When I arrived to Peru, I was very keen on picking up on all the minute differences between there and back home. The language, the transportation, the clinic, the architecture, etc. In Guatemala I still remember looking out the car window immediately after arriving to take in and digest the unique flavors of the country as far as I could tell through a window. I was wondering how similar my experience in Gaborone, Botswana would be to these past trips. A few days in, I realized that instead of feeling the strength of the differences between places, I’m actually most overwhelmed by the similarities. I feel like I’ve moved back to the Midwest.
I realize that many of you are already wondering whether I’ve gone off the deep end only 2 weeks in. But stick with me, I think you’ll agree.
The city of Gaborone does not inherently emanate African culture from its pores in the way you may expect; this is because it’s such a modern city, constructed in the 1970s to be the new capital after the British left in 1966. It is of no fault of the Batswana (people from Botswana), but rather is because the more historic capital of the Tswana people, Mahikeng, was kept within South Africa because the British liked it and the surrounding land. Classic colonialism. If you were to ignore the color of people’s skin and just look at the buildings, you could believe that the Central Business District (CBD) was in any middle-sized American city, and many of the smaller shops could also match our standards of stores in the US.
Yes, as you are well aware if you’ve been following the blog, they drive on what I continue to regard as the incorrect side of the road here. But other than that there are some parallels in driving with my experience back home. This is very much a commuting city. Many people live outside the city in smaller towns and commute in on weekdays to get to work, so there are many cars on the road at both rush-hours. It reflects how rural of a country this is as well, with only 2 million people in a landmass comparable to Texas (population >20 million). Within the city, driving is still essential. There are some combis (shared vans which operate on set routes for public transit), but there are no obvious maps and they don’t say their stops like would have been done in Cuzco; they aren’t an easy option for foreigners. Since the city is so large, it can also take a long time to get to a destination using these. Taxis are around, but get expensive if you have to use them every day. So driving seems to essentially be required, and while differences exist, there are striking parallels between the transportation options in Grand Rapids and Gaborone.

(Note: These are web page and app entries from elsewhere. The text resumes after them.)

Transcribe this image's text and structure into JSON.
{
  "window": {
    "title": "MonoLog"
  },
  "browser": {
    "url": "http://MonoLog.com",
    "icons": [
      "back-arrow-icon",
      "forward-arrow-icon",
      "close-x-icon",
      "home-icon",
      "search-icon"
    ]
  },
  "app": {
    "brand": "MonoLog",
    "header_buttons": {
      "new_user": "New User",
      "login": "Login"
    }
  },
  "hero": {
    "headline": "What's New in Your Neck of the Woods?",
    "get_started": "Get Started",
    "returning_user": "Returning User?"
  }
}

Social norms here may be more similar to my home here than in Boston. Initially I thought having to say hi to everyone on the street would be exhausting, then I realized that it’s no different than what I experience in rural West Michigan when I go home. Whenever you see someone, you should at least do a basic greeting in both places; slightly different than in Boston where the protocol is to ignore that the person exists in every way except altering your path as necessary to avoid crashing. The warmth of people here goes well past the greetings though; everyone continues to be very welcoming and kind to me, as I’d say pervades my home in western Michigan.
Christianity is no doubt the dominant religion in Gaborone. Though Grand Rapids, MI has the highest number of churches per capita in the US, this dominance is even more evident here. On Sundays, the streets are empty. This is not because people are missing church to sleep in. It’s because almost everyone is at church for much of the day, some in the city and some in the smaller towns where they live. Many people’s WhatsApp default messages are positive Christian messages instead of “Hey There! I am using WhatsApp,” which is the default most of us don’t change in the US. After attending my first church service here last Sunday, it’s no mystery that the strength of the Church in the global south is still extremely strong.
The Radio Station:
I really should get a good antenna so I get more than one station, but “Radio Botswana” has a cow mooing in their tag-line for the station name. If you can think of another place more likely than the Midwest to feature cattle on the radio, I’d like to hear about it.
There are of course a number of differences which I’ll explore more in the future posts (food, culture, language, history, etc), but that hasn’t been my main take-away from these 2 weeks here. When I first started traveling internationally in 2014, I started learning how big the world was. Now I’m learning just how small the world is.